In the catalogue accompanying the exhibition "Polish art and the Holocaust” we included a selection of poems which subject is the experience of the Holocaust. Already at the time when the Warsaw Ghetto was burning and the smoke coming from the chimneys of the extermination camps could be seen, literature critics and poets talked about the impossibility to express by poetry what happened to Jews during the Second World War. The selection consists of both well and less known poems. What they have in common is the attempt to name something which is impossible to be named: the experience of the Holocaust.
Along with well known poems by Czesław Miłosz, Wisława Szymborska or Tadeusz Różewicz, we present a less recognizable authors. The selection of the poems begins with ‘Two deaths’ by Władysław Szlengel. A poet-insurgent, who died in Szymon Kac’s bunker at Świętojerska 36, combines the contrasting types of deaths: of Jews and the Polish. He characteristically names them ours and yours valuing Jewish death as ‘your death’s poor distant relative’.
In the next part of the catalogue we can find well known poems by Czesław Miłosz Campo di Fiori and A Poor Christian Looks At The Ghetto as well as Ballads and romances by Władysław Broniewski. The latter refers to Romanticism and is in dialogue with Mickiewicz’s series of ballads.
An extremely realistic and thought-provoking image is a poem by Tadeusz Różewicz entitled ‘Pigtail’. Through the author’s eyes we observe as the workmen sweep up the hair of the women who had had it shaved just before they were murdered in the gas chambers. In clouds of dry hair we notice a pigtail with a ribbon.
In the poem „Muranow towering” by Jerzy Ficowski, we read about the tragic nature of the post-war everyday life on the debris of the ghetto and what was built on them. Julia Hartwig in the poem Classmates recalls Miriam and Reginka, Jewish girls who she last saw at the border of the ghetto. About a unique meeting writes Feliks Konopka in the poem entitledŻydziak. He speaks of placing man above all, putting trust in man and following a Biblical topos, giving man the royal dignity.

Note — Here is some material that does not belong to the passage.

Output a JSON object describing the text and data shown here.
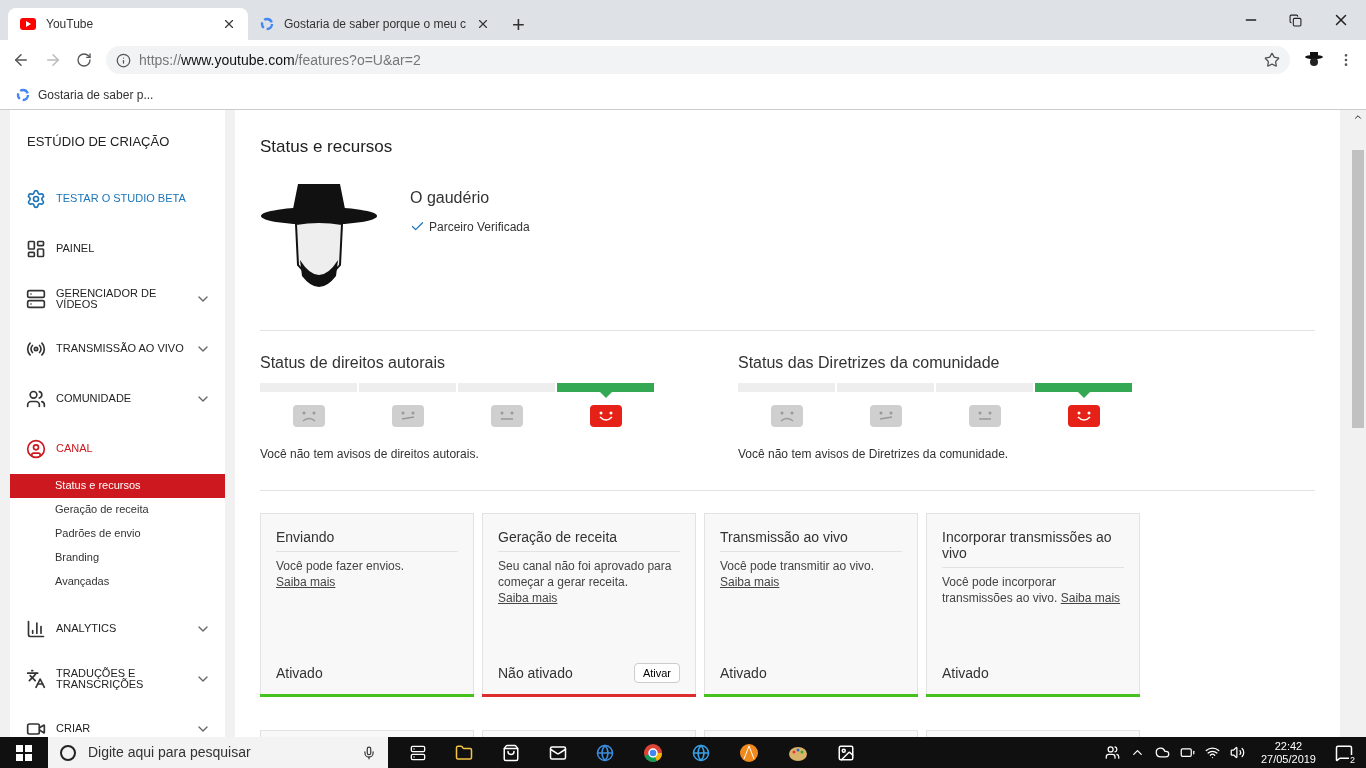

In the catalogue, it is also possible to find poems by Anna Kamieńska, Arnold Słucki, Aleksander Wat, Izabella Czermak, Ewa Fiszer, Stanisław Wygodzki, Stanisław Jerzy Lec, Antoni Marianowicz and Mieczysław Jastrun.
Piotr Matywiecki, who selected the poems for the catalogue of the exhibition ‘Polish art and the Holocaust’ writes about the ‘holy fear’ of taking up the subject of the Holocaust.
„However, there remains something most important, which cannot be called ‘a subject’ of art because it raises an ethical objection against aestheticizing, against the inseparable from art demonstration of the craftsmanship. Only a few are brave enough to face the most important of all, the unnameable.”